Many stories, when choosing an unassuming hero might choose a poor or misunderstood member of the "good guys". I love the touch of finding an soldier, like the ones that are so often over looked and killed in the every day story, to form the basis for an unlikely protagonist.
I like that Finn is not hated and shunned for his past, by the resistance, but is instead trusted and accepted based on the quick friendship he formed with Poe and the bravery it took to turn against the First Order. This avoided a lot of heavy drama and time-wasting political nonsense. They kept the attention where it belonged and Finn's character did just as much as he was expected to do. Once again, he doesn't overwhelm the plot.
None of these themes are entirely new, but they are remixed to form a refreshingly genuine, reluctant and empathetic character. What makes Finn such a diamond in the rough is not that he is an original character, but the fact that he is everything that has exemplified a protagonist for as long as there has been story telling. Despite all that he doesn't feel at all contrived or forced. He acts in a way that is consistent with his character throughout the whole film.
So what is my take away after watching Star Wars: The Force Awakens and essentially falling in love with this character?
While I have been writing I've been struggling to write original characters that appeal to modern taste and don't feel fake. I find this especially hard because most modern Young adult or Fantasy books just don’t appeal to me. If I am going to enjoy a book I don’t mind a few mistakes or bad choices, but I don’t want to hate my hero more than my villain. If the hero keeps pushing the package eventually he will do something I just cannot identify with and I loose interest.
As far as real life heroes, history brings a whole new set of issues. Heroes, or what we would call heroes, in a historic sense, were usually no more than cruel men with great power who commanded respect through fear. They are only sometimes remembered well because they controlled the written history.
There has to be a balance between the two.

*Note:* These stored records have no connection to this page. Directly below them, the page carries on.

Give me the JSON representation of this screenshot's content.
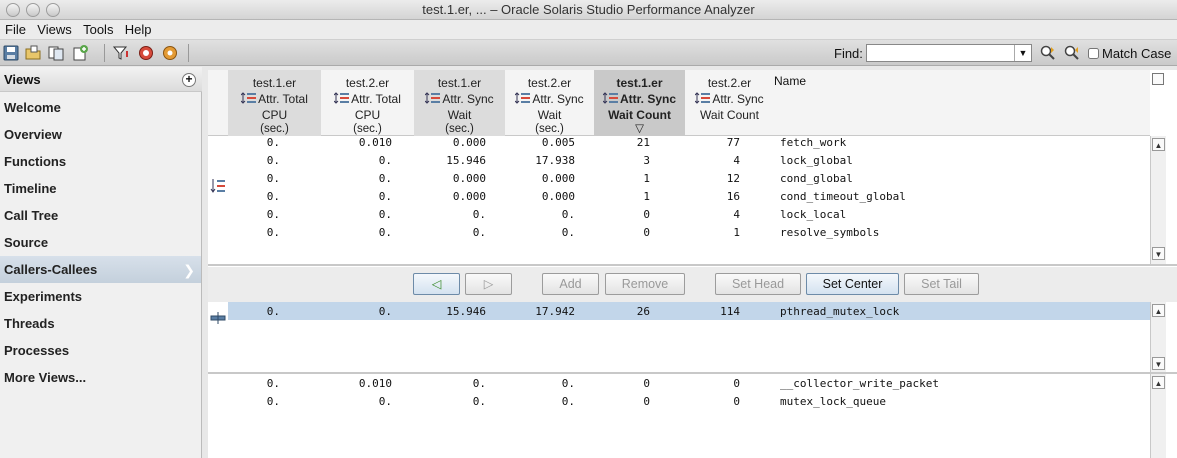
{
  "window": {
    "title": "test.1.er, ...  –  Oracle Solaris Studio Performance Analyzer"
  },
  "menu": [
    "File",
    "Views",
    "Tools",
    "Help"
  ],
  "toolbar": {
    "icons": [
      "save-icon",
      "open-icon",
      "compare-icon",
      "add-experiment-icon",
      "filter-icon",
      "collect-icon",
      "settings-icon"
    ],
    "find_label": "Find:",
    "find_value": "",
    "match_case_label": "Match Case"
  },
  "sidebar": {
    "header": "Views",
    "items": [
      {
        "label": "Welcome"
      },
      {
        "label": "Overview"
      },
      {
        "label": "Functions"
      },
      {
        "label": "Timeline"
      },
      {
        "label": "Call Tree"
      },
      {
        "label": "Source"
      },
      {
        "label": "Callers-Callees",
        "selected": true
      },
      {
        "label": "Experiments"
      },
      {
        "label": "Threads"
      },
      {
        "label": "Processes"
      },
      {
        "label": "More Views..."
      }
    ]
  },
  "columns": [
    {
      "exp": "test.1.er",
      "l1": "Attr. Total",
      "l2": "CPU",
      "l3": "(sec.)"
    },
    {
      "exp": "test.2.er",
      "l1": "Attr. Total",
      "l2": "CPU",
      "l3": "(sec.)"
    },
    {
      "exp": "test.1.er",
      "l1": "Attr. Sync",
      "l2": "Wait",
      "l3": "(sec.)"
    },
    {
      "exp": "test.2.er",
      "l1": "Attr. Sync",
      "l2": "Wait",
      "l3": "(sec.)"
    },
    {
      "exp": "test.1.er",
      "l1": "Attr. Sync",
      "l2": "Wait Count",
      "l3": "▽"
    },
    {
      "exp": "test.2.er",
      "l1": "Attr. Sync",
      "l2": "Wait Count",
      "l3": ""
    }
  ],
  "name_header": "Name",
  "callers": [
    [
      "0.",
      "0.010",
      "0.000",
      "0.005",
      "21",
      "77",
      "fetch_work"
    ],
    [
      "0.",
      "0.",
      "15.946",
      "17.938",
      "3",
      "4",
      "lock_global"
    ],
    [
      "0.",
      "0.",
      "0.000",
      "0.000",
      "1",
      "12",
      "cond_global"
    ],
    [
      "0.",
      "0.",
      "0.000",
      "0.000",
      "1",
      "16",
      "cond_timeout_global"
    ],
    [
      "0.",
      "0.",
      "0.",
      "0.",
      "0",
      "4",
      "lock_local"
    ],
    [
      "0.",
      "0.",
      "0.",
      "0.",
      "0",
      "1",
      "resolve_symbols"
    ]
  ],
  "buttons": {
    "back": "◁",
    "forward": "▷",
    "add": "Add",
    "remove": "Remove",
    "set_head": "Set Head",
    "set_center": "Set Center",
    "set_tail": "Set Tail"
  },
  "center": [
    "0.",
    "0.",
    "15.946",
    "17.942",
    "26",
    "114",
    "pthread_mutex_lock"
  ],
  "callees": [
    [
      "0.",
      "0.010",
      "0.",
      "0.",
      "0",
      "0",
      "__collector_write_packet"
    ],
    [
      "0.",
      "0.",
      "0.",
      "0.",
      "0",
      "0",
      "mutex_lock_queue"
    ]
  ],
  "colors": {
    "selected_row": "#c2d6ea",
    "sorted_header": "#c9c9c9",
    "accent": "#6d8ba8"
  }
}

A hero that is too good will be just as hard to connect with as one who is too evil, or too stupid or any other flaw.
While I have enjoyed some of the darker new shows that have been offered, such as "Walking Dead" and "Vikings" there is something to be said about a hero that you can sit back and cheer for without questioning their morality or your own.

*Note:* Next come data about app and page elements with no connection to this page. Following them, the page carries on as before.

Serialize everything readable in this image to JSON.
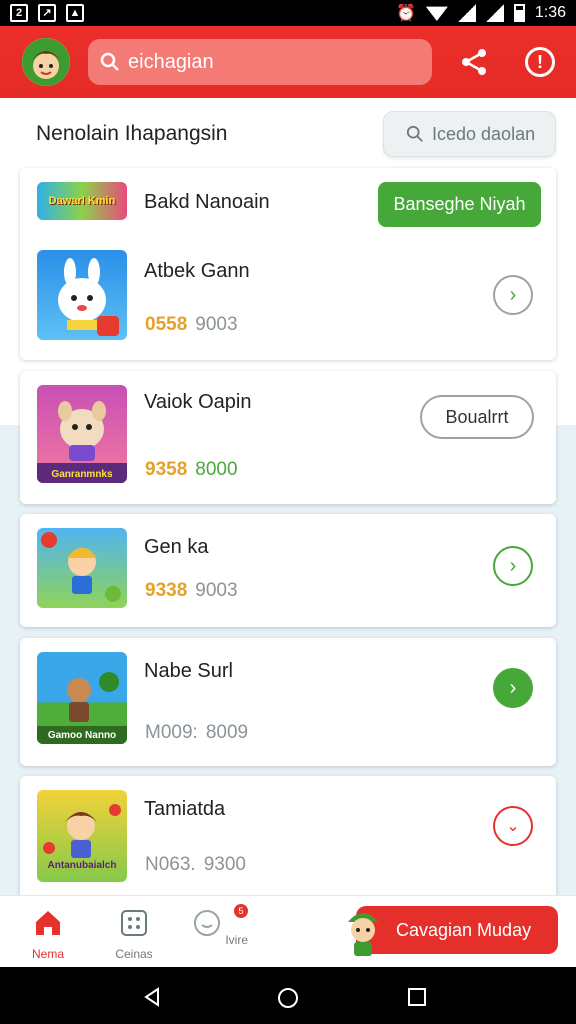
{
  "status_bar": {
    "time": "1:36"
  },
  "app_bar": {
    "search_text": "eichagian"
  },
  "section": {
    "title": "Nenolain Ihapangsin",
    "filter_label": "Icedo daolan"
  },
  "promo_row": {
    "thumb_text": "Dawarl Kmin",
    "name": "Bakd Nanoain",
    "button_label": "Banseghe Niyah"
  },
  "games": [
    {
      "name": "Atbek Gann",
      "price": "0558",
      "meta": "9003",
      "price_color": "#e5a12a",
      "meta_color": "#8b9499",
      "action": "arrow-outline-gray"
    },
    {
      "name": "Vaiok Oapin",
      "price": "9358",
      "meta": "8000",
      "price_color": "#e5a12a",
      "meta_color": "#4aa83a",
      "action": "button",
      "button_label": "Boualrrt",
      "thumb_text": "Ganranmnks"
    },
    {
      "name": "Gen ka",
      "price": "9338",
      "meta": "9003",
      "price_color": "#e5a12a",
      "meta_color": "#8b9499",
      "action": "arrow-outline-green"
    },
    {
      "name": "Nabe Surl",
      "price": "M009:",
      "meta": "8009",
      "price_color": "#8b9499",
      "meta_color": "#8b9499",
      "action": "arrow-filled-green",
      "thumb_text": "Gamoo Nanno"
    },
    {
      "name": "Tamiatda",
      "price": "N063.",
      "meta": "9300",
      "price_color": "#8b9499",
      "meta_color": "#8b9499",
      "action": "arrow-outline-red",
      "thumb_text": "Antanubaialch"
    }
  ],
  "bottom_nav": {
    "items": [
      {
        "label": "Nema",
        "icon": "home-icon",
        "active": true
      },
      {
        "label": "Ceinas",
        "icon": "games-icon"
      },
      {
        "label": "Ivire",
        "icon": "notification-icon",
        "badge": "5"
      }
    ],
    "cta_label": "Cavagian Muday"
  },
  "colors": {
    "brand_red": "#e52b25",
    "accent_green": "#46a838"
  }
}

I will be heading into edits soon on my manuscript, and into the first drafts of the second and third book. I have included a lot of dark themes in my books, and a lot of dark characters. I do have a empathetic character, like Finn. But unlike Finn, my character is heavily affected with PTSD and depression among other issues because of his empathy. I don't feel the need to change those characters. I am, after all, not trying to write Finn into my book. What I can take from this character to include into my books is that I can feel free to have moments of real, uncomplicated heroism in my stories without feeling foolish. Good versus evil isn't outdated, and it will never be. While I can have complicated and realistic protagonists and antagonists, I don’t want to have to second guess that dynamic. Writing is too exhausting as it is.
On the other side of the coin, I need to learn to be ok with making my character look bad and in an embarrassing way. It's good if he or she is clumsy, sheltered, or easily frightened.These characteristics were some of the most endearing about Finn, and part of what made his such a great character.
What about you? Who was your favorite character, and why? Do you agree with my observations? Please leave a comment below and be sure to check out my FB page at Jill E Purrazzi and my twitter account at @J23hawkE.
Come back next weekend for an in depth look into another character in my Fantasy Trilogy: Amonshek. I am excited to introduce him to you, as Amonshek is one of the characters who I've put the most of myself into. And be sure to keep following as I update on my progress. As I write this I am well into what I believe will be the final full chapter of Vol 1. I am so excited to start on edits and start polishing it up for beta readers. I hope you will consider being one of those for me.